● **What is being asked**:
Pick every line from the data below that contains the string "MadsPlora" and copy it.
Start of Information supplied
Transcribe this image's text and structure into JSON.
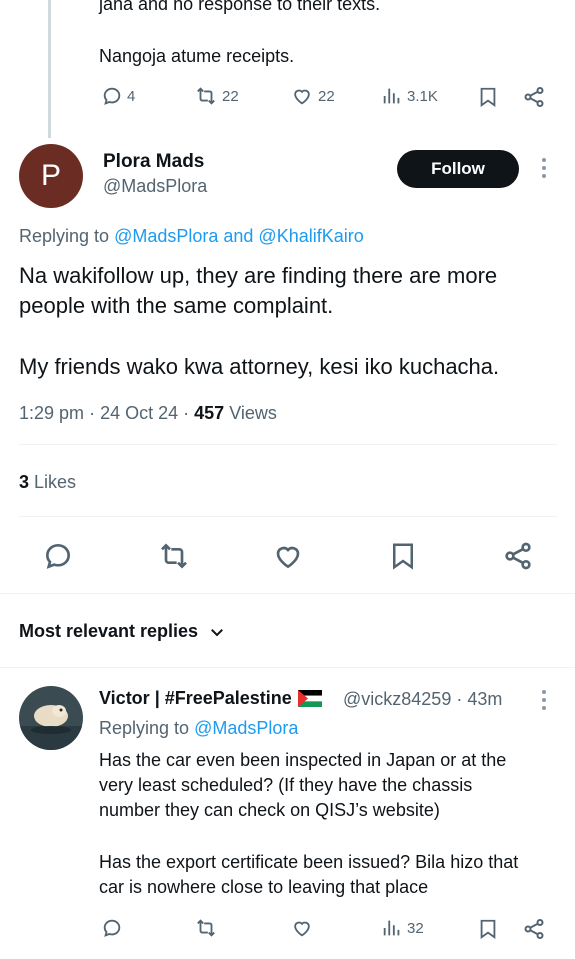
{
  "top_tweet": {
    "partial_line": "jana and no response to their texts.",
    "line2": "Nangoja atume receipts.",
    "actions": {
      "replies": "4",
      "reposts": "22",
      "likes": "22",
      "views": "3.1K"
    }
  },
  "main_tweet": {
    "avatar_letter": "P",
    "author_name": "Plora Mads",
    "author_handle": "@MadsPlora",
    "follow_label": "Follow",
    "replying_prefix": "Replying to",
    "replying_users": "@MadsPlora and @KhalifKairo",
    "text_line1": "Na wakifollow up, they are finding there are more",
    "text_line2": "people with the same complaint.",
    "text_line3": "My friends wako kwa attorney, kesi iko kuchacha.",
    "time": "1:29 pm",
    "date": "24 Oct 24",
    "views_count": "457",
    "views_label": "Views",
    "likes_count": "3",
    "likes_label": "Likes"
  },
  "sort": {
    "label": "Most relevant replies"
  },
  "reply": {
    "author_name": "Victor | #FreePalestine",
    "flag": "palestine-flag",
    "author_handle": "@vickz84259 · 43m",
    "replying_prefix": "Replying to",
    "replying_users": "@MadsPlora",
    "para1_line1": "Has the car even been inspected in Japan or at the",
    "para1_line2": "very least scheduled? (If they have the chassis",
    "para1_line3": "number they can check on QISJ’s website)",
    "para2_line1": "Has the export certificate been issued? Bila hizo that",
    "para2_line2": "car is nowhere close to leaving that place",
    "actions": {
      "views": "32"
    }
  },
  "colors": {
    "link": "#1d9bf0",
    "muted": "#536471",
    "follow_bg": "#0f1419",
    "avatar_bg": "#6b2d23"
  }
}
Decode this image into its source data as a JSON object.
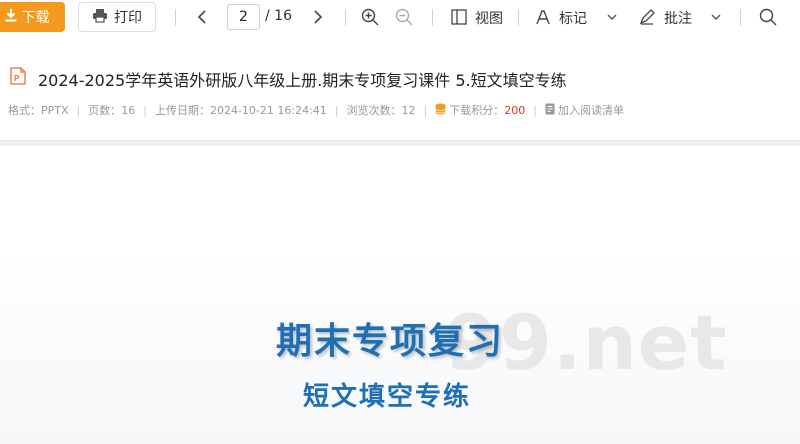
{
  "toolbar": {
    "download_label": "下载",
    "print_label": "打印",
    "current_page": "2",
    "total_pages": "/ 16",
    "view_label": "视图",
    "mark_label": "标记",
    "annotate_label": "批注"
  },
  "document": {
    "title": "2024-2025学年英语外研版八年级上册.期末专项复习课件 5.短文填空专练",
    "meta": {
      "format": "格式：PPTX",
      "pages": "页数：16",
      "upload_date": "上传日期：2024-10-21 16:24:41",
      "views": "浏览次数：12",
      "points_label": "下载积分：",
      "points_value": "200",
      "add_list": "加入阅读清单"
    }
  },
  "slide": {
    "title": "期末专项复习",
    "subtitle": "短文填空专练",
    "watermark": "99.net"
  },
  "colors": {
    "accent": "#f39a1f",
    "slide_text": "#1f6fb5",
    "points": "#e5352b"
  }
}
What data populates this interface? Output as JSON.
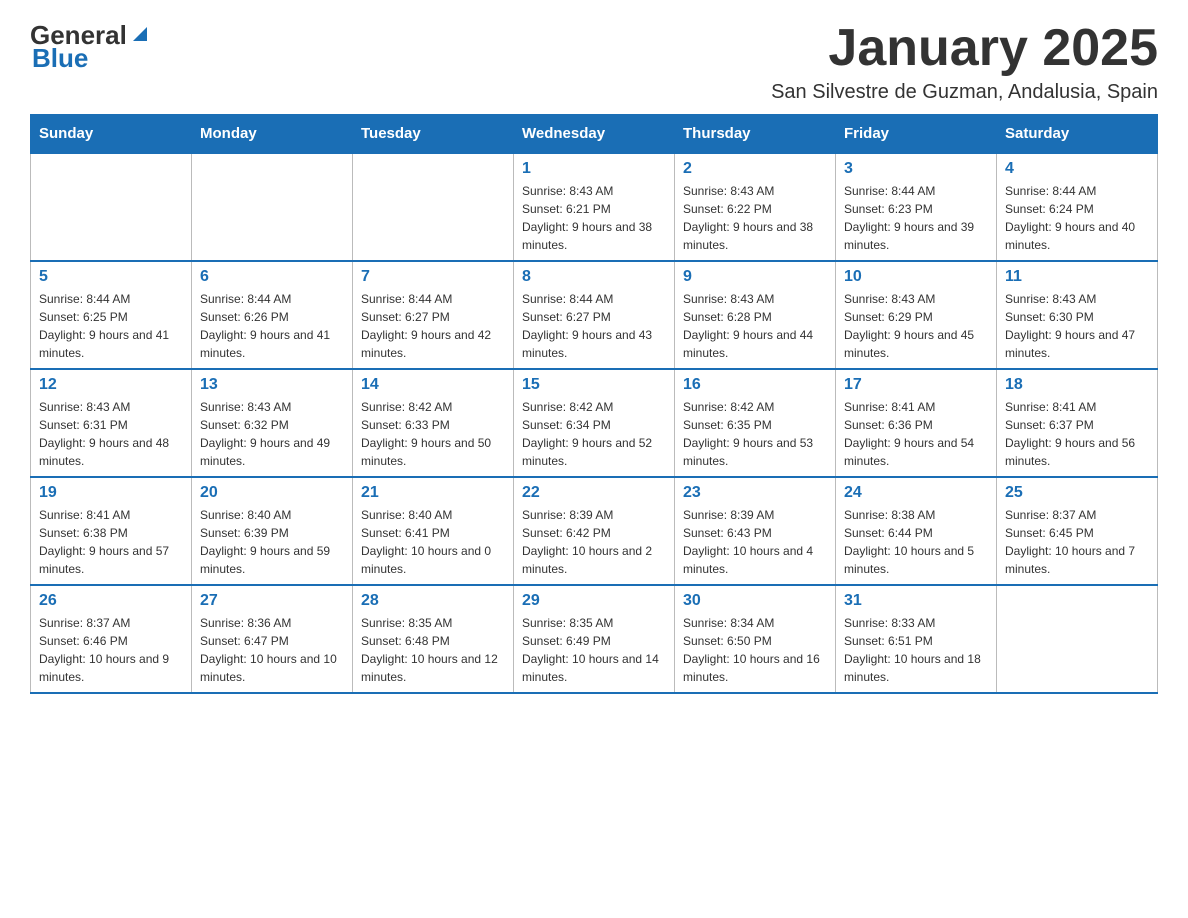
{
  "header": {
    "logo_general": "General",
    "logo_blue": "Blue",
    "title": "January 2025",
    "location": "San Silvestre de Guzman, Andalusia, Spain"
  },
  "days_of_week": [
    "Sunday",
    "Monday",
    "Tuesday",
    "Wednesday",
    "Thursday",
    "Friday",
    "Saturday"
  ],
  "weeks": [
    [
      {
        "day": "",
        "info": ""
      },
      {
        "day": "",
        "info": ""
      },
      {
        "day": "",
        "info": ""
      },
      {
        "day": "1",
        "info": "Sunrise: 8:43 AM\nSunset: 6:21 PM\nDaylight: 9 hours and 38 minutes."
      },
      {
        "day": "2",
        "info": "Sunrise: 8:43 AM\nSunset: 6:22 PM\nDaylight: 9 hours and 38 minutes."
      },
      {
        "day": "3",
        "info": "Sunrise: 8:44 AM\nSunset: 6:23 PM\nDaylight: 9 hours and 39 minutes."
      },
      {
        "day": "4",
        "info": "Sunrise: 8:44 AM\nSunset: 6:24 PM\nDaylight: 9 hours and 40 minutes."
      }
    ],
    [
      {
        "day": "5",
        "info": "Sunrise: 8:44 AM\nSunset: 6:25 PM\nDaylight: 9 hours and 41 minutes."
      },
      {
        "day": "6",
        "info": "Sunrise: 8:44 AM\nSunset: 6:26 PM\nDaylight: 9 hours and 41 minutes."
      },
      {
        "day": "7",
        "info": "Sunrise: 8:44 AM\nSunset: 6:27 PM\nDaylight: 9 hours and 42 minutes."
      },
      {
        "day": "8",
        "info": "Sunrise: 8:44 AM\nSunset: 6:27 PM\nDaylight: 9 hours and 43 minutes."
      },
      {
        "day": "9",
        "info": "Sunrise: 8:43 AM\nSunset: 6:28 PM\nDaylight: 9 hours and 44 minutes."
      },
      {
        "day": "10",
        "info": "Sunrise: 8:43 AM\nSunset: 6:29 PM\nDaylight: 9 hours and 45 minutes."
      },
      {
        "day": "11",
        "info": "Sunrise: 8:43 AM\nSunset: 6:30 PM\nDaylight: 9 hours and 47 minutes."
      }
    ],
    [
      {
        "day": "12",
        "info": "Sunrise: 8:43 AM\nSunset: 6:31 PM\nDaylight: 9 hours and 48 minutes."
      },
      {
        "day": "13",
        "info": "Sunrise: 8:43 AM\nSunset: 6:32 PM\nDaylight: 9 hours and 49 minutes."
      },
      {
        "day": "14",
        "info": "Sunrise: 8:42 AM\nSunset: 6:33 PM\nDaylight: 9 hours and 50 minutes."
      },
      {
        "day": "15",
        "info": "Sunrise: 8:42 AM\nSunset: 6:34 PM\nDaylight: 9 hours and 52 minutes."
      },
      {
        "day": "16",
        "info": "Sunrise: 8:42 AM\nSunset: 6:35 PM\nDaylight: 9 hours and 53 minutes."
      },
      {
        "day": "17",
        "info": "Sunrise: 8:41 AM\nSunset: 6:36 PM\nDaylight: 9 hours and 54 minutes."
      },
      {
        "day": "18",
        "info": "Sunrise: 8:41 AM\nSunset: 6:37 PM\nDaylight: 9 hours and 56 minutes."
      }
    ],
    [
      {
        "day": "19",
        "info": "Sunrise: 8:41 AM\nSunset: 6:38 PM\nDaylight: 9 hours and 57 minutes."
      },
      {
        "day": "20",
        "info": "Sunrise: 8:40 AM\nSunset: 6:39 PM\nDaylight: 9 hours and 59 minutes."
      },
      {
        "day": "21",
        "info": "Sunrise: 8:40 AM\nSunset: 6:41 PM\nDaylight: 10 hours and 0 minutes."
      },
      {
        "day": "22",
        "info": "Sunrise: 8:39 AM\nSunset: 6:42 PM\nDaylight: 10 hours and 2 minutes."
      },
      {
        "day": "23",
        "info": "Sunrise: 8:39 AM\nSunset: 6:43 PM\nDaylight: 10 hours and 4 minutes."
      },
      {
        "day": "24",
        "info": "Sunrise: 8:38 AM\nSunset: 6:44 PM\nDaylight: 10 hours and 5 minutes."
      },
      {
        "day": "25",
        "info": "Sunrise: 8:37 AM\nSunset: 6:45 PM\nDaylight: 10 hours and 7 minutes."
      }
    ],
    [
      {
        "day": "26",
        "info": "Sunrise: 8:37 AM\nSunset: 6:46 PM\nDaylight: 10 hours and 9 minutes."
      },
      {
        "day": "27",
        "info": "Sunrise: 8:36 AM\nSunset: 6:47 PM\nDaylight: 10 hours and 10 minutes."
      },
      {
        "day": "28",
        "info": "Sunrise: 8:35 AM\nSunset: 6:48 PM\nDaylight: 10 hours and 12 minutes."
      },
      {
        "day": "29",
        "info": "Sunrise: 8:35 AM\nSunset: 6:49 PM\nDaylight: 10 hours and 14 minutes."
      },
      {
        "day": "30",
        "info": "Sunrise: 8:34 AM\nSunset: 6:50 PM\nDaylight: 10 hours and 16 minutes."
      },
      {
        "day": "31",
        "info": "Sunrise: 8:33 AM\nSunset: 6:51 PM\nDaylight: 10 hours and 18 minutes."
      },
      {
        "day": "",
        "info": ""
      }
    ]
  ]
}
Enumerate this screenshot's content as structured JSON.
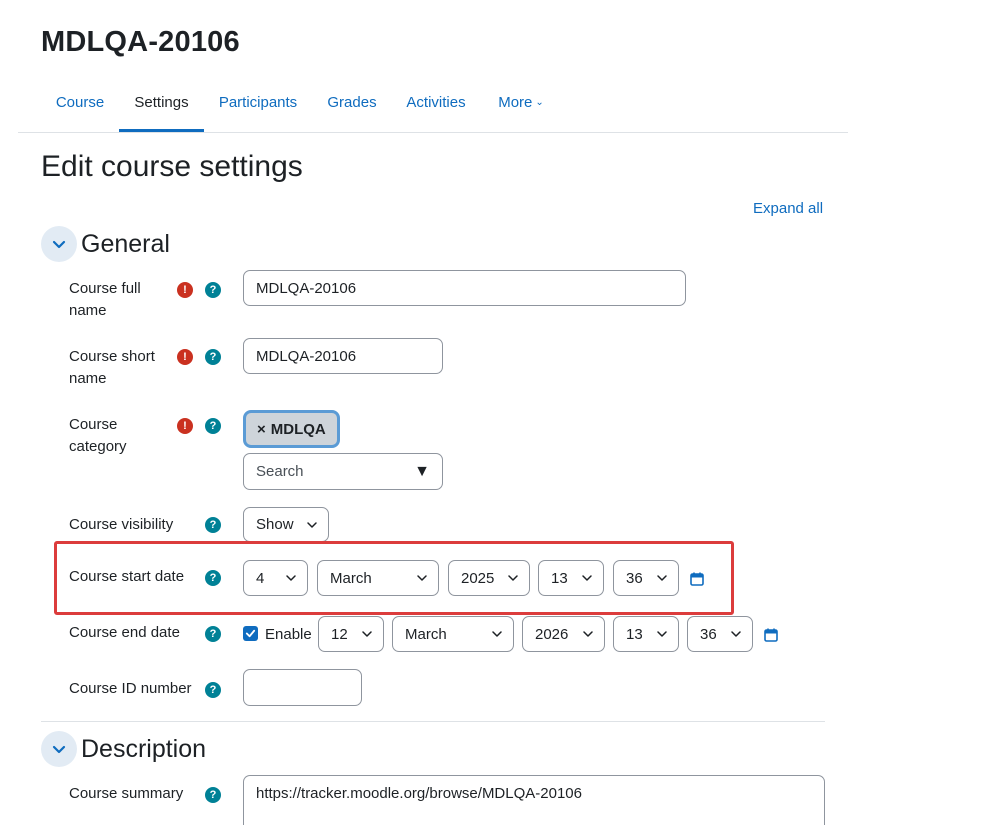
{
  "course": {
    "title": "MDLQA-20106"
  },
  "nav": {
    "tabs": [
      "Course",
      "Settings",
      "Participants",
      "Grades",
      "Activities"
    ],
    "more_label": "More"
  },
  "page": {
    "heading": "Edit course settings",
    "expand_all": "Expand all"
  },
  "sections": {
    "general": "General",
    "description": "Description"
  },
  "fields": {
    "fullname": {
      "label_line1": "Course full",
      "label_line2": "name",
      "value": "MDLQA-20106"
    },
    "shortname": {
      "label_line1": "Course short",
      "label_line2": "name",
      "value": "MDLQA-20106"
    },
    "category": {
      "label_line1": "Course",
      "label_line2": "category",
      "chip": "MDLQA",
      "chip_remove": "×",
      "search_placeholder": "Search",
      "dropdown_glyph": "▼"
    },
    "visibility": {
      "label": "Course visibility",
      "value": "Show"
    },
    "startdate": {
      "label": "Course start date",
      "day": "4",
      "month": "March",
      "year": "2025",
      "hour": "13",
      "minute": "36"
    },
    "enddate": {
      "label": "Course end date",
      "enable_label": "Enable",
      "enabled": true,
      "day": "12",
      "month": "March",
      "year": "2026",
      "hour": "13",
      "minute": "36"
    },
    "idnumber": {
      "label": "Course ID number",
      "value": ""
    },
    "summary": {
      "label": "Course summary",
      "value": "https://tracker.moodle.org/browse/MDLQA-20106"
    }
  },
  "icons": {
    "required": "!",
    "help": "?",
    "required_color": "#ca3120",
    "help_color": "#008196",
    "accent_color": "#0f6cbf",
    "highlight_color": "#dc3c3c"
  }
}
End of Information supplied
● **Answer space**:
    "author_handle": "@MadsPlora",
    "replying_users": "@MadsPlora and @KhalifKairo",
    "replying_users": "@MadsPlora",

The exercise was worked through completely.